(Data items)

>>>

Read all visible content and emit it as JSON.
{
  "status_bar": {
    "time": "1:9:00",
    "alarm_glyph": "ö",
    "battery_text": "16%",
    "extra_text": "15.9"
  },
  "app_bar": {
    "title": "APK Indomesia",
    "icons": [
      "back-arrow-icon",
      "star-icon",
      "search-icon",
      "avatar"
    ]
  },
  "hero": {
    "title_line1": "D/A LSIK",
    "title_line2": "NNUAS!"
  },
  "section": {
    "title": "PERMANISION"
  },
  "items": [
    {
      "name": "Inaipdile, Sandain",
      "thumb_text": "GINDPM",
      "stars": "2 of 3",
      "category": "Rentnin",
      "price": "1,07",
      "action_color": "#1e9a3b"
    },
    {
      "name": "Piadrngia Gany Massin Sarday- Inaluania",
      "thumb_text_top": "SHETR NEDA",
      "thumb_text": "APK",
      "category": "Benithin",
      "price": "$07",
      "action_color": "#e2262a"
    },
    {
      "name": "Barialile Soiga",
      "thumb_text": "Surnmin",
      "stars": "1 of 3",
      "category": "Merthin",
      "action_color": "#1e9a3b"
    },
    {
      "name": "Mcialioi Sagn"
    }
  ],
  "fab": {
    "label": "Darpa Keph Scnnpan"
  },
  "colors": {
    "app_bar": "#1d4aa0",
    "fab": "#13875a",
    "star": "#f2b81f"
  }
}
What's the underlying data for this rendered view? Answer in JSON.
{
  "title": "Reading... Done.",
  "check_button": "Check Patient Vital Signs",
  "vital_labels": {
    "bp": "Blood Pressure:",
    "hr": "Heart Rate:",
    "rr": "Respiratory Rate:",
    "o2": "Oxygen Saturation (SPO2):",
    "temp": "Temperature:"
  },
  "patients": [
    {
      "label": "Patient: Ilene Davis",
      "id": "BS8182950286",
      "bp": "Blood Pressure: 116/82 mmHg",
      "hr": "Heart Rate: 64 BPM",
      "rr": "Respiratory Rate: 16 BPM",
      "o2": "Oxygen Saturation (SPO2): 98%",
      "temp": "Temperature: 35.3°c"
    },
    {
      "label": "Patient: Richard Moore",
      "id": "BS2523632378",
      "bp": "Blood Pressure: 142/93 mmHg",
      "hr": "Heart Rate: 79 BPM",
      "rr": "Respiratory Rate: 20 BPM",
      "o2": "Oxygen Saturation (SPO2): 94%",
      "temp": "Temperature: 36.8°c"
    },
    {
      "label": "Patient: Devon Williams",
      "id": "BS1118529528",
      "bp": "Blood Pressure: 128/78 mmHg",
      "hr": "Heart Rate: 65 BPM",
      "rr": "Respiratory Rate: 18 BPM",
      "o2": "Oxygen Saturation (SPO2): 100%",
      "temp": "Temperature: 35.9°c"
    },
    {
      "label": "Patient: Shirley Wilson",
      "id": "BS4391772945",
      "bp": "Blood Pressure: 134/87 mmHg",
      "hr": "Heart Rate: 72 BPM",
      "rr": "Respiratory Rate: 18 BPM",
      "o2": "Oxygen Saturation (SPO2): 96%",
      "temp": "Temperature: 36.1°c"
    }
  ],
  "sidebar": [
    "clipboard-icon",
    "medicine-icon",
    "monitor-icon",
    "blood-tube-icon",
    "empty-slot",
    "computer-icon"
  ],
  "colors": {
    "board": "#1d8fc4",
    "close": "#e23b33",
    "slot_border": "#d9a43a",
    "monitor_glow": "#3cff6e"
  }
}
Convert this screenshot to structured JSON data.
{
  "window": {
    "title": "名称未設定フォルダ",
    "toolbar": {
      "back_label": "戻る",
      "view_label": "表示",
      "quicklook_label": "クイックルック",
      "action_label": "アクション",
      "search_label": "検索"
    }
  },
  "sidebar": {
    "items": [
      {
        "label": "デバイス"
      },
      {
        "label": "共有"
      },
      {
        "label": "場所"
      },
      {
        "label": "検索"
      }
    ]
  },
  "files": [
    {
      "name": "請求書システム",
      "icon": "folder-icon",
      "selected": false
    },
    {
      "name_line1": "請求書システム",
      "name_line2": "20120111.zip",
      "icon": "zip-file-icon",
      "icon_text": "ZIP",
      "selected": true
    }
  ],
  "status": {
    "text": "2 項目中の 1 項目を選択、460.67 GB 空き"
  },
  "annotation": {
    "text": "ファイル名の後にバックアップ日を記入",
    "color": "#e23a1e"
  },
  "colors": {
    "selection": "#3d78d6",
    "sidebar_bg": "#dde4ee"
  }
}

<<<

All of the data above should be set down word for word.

Solution =>
Read all visible content and emit it as JSON.
{
  "status_bar": {
    "time": "1:9:00",
    "alarm_glyph": "ö",
    "battery_text": "16%",
    "extra_text": "15.9"
  },
  "app_bar": {
    "title": "APK Indomesia",
    "icons": [
      "back-arrow-icon",
      "star-icon",
      "search-icon",
      "avatar"
    ]
  },
  "hero": {
    "title_line1": "D/A LSIK",
    "title_line2": "NNUAS!"
  },
  "section": {
    "title": "PERMANISION"
  },
  "items": [
    {
      "name": "Inaipdile, Sandain",
      "thumb_text": "GINDPM",
      "stars": "2 of 3",
      "category": "Rentnin",
      "price": "1,07",
      "action_color": "#1e9a3b"
    },
    {
      "name": "Piadrngia Gany Massin Sarday- Inaluania",
      "thumb_text_top": "SHETR NEDA",
      "thumb_text": "APK",
      "category": "Benithin",
      "price": "$07",
      "action_color": "#e2262a"
    },
    {
      "name": "Barialile Soiga",
      "thumb_text": "Surnmin",
      "stars": "1 of 3",
      "category": "Merthin",
      "action_color": "#1e9a3b"
    },
    {
      "name": "Mcialioi Sagn"
    }
  ],
  "fab": {
    "label": "Darpa Keph Scnnpan"
  },
  "colors": {
    "app_bar": "#1d4aa0",
    "fab": "#13875a",
    "star": "#f2b81f"
  }
}
What's the underlying data for this rendered view? Answer in JSON.
{
  "title": "Reading... Done.",
  "check_button": "Check Patient Vital Signs",
  "vital_labels": {
    "bp": "Blood Pressure:",
    "hr": "Heart Rate:",
    "rr": "Respiratory Rate:",
    "o2": "Oxygen Saturation (SPO2):",
    "temp": "Temperature:"
  },
  "patients": [
    {
      "label": "Patient: Ilene Davis",
      "id": "BS8182950286",
      "bp": "Blood Pressure: 116/82 mmHg",
      "hr": "Heart Rate: 64 BPM",
      "rr": "Respiratory Rate: 16 BPM",
      "o2": "Oxygen Saturation (SPO2): 98%",
      "temp": "Temperature: 35.3°c"
    },
    {
      "label": "Patient: Richard Moore",
      "id": "BS2523632378",
      "bp": "Blood Pressure: 142/93 mmHg",
      "hr": "Heart Rate: 79 BPM",
      "rr": "Respiratory Rate: 20 BPM",
      "o2": "Oxygen Saturation (SPO2): 94%",
      "temp": "Temperature: 36.8°c"
    },
    {
      "label": "Patient: Devon Williams",
      "id": "BS1118529528",
      "bp": "Blood Pressure: 128/78 mmHg",
      "hr": "Heart Rate: 65 BPM",
      "rr": "Respiratory Rate: 18 BPM",
      "o2": "Oxygen Saturation (SPO2): 100%",
      "temp": "Temperature: 35.9°c"
    },
    {
      "label": "Patient: Shirley Wilson",
      "id": "BS4391772945",
      "bp": "Blood Pressure: 134/87 mmHg",
      "hr": "Heart Rate: 72 BPM",
      "rr": "Respiratory Rate: 18 BPM",
      "o2": "Oxygen Saturation (SPO2): 96%",
      "temp": "Temperature: 36.1°c"
    }
  ],
  "sidebar": [
    "clipboard-icon",
    "medicine-icon",
    "monitor-icon",
    "blood-tube-icon",
    "empty-slot",
    "computer-icon"
  ],
  "colors": {
    "board": "#1d8fc4",
    "close": "#e23b33",
    "slot_border": "#d9a43a",
    "monitor_glow": "#3cff6e"
  }
}
Convert this screenshot to structured JSON data.
{
  "window": {
    "title": "名称未設定フォルダ",
    "toolbar": {
      "back_label": "戻る",
      "view_label": "表示",
      "quicklook_label": "クイックルック",
      "action_label": "アクション",
      "search_label": "検索"
    }
  },
  "sidebar": {
    "items": [
      {
        "label": "デバイス"
      },
      {
        "label": "共有"
      },
      {
        "label": "場所"
      },
      {
        "label": "検索"
      }
    ]
  },
  "files": [
    {
      "name": "請求書システム",
      "icon": "folder-icon",
      "selected": false
    },
    {
      "name_line1": "請求書システム",
      "name_line2": "20120111.zip",
      "icon": "zip-file-icon",
      "icon_text": "ZIP",
      "selected": true
    }
  ],
  "status": {
    "text": "2 項目中の 1 項目を選択、460.67 GB 空き"
  },
  "annotation": {
    "text": "ファイル名の後にバックアップ日を記入",
    "color": "#e23a1e"
  },
  "colors": {
    "selection": "#3d78d6",
    "sidebar_bg": "#dde4ee"
  }
}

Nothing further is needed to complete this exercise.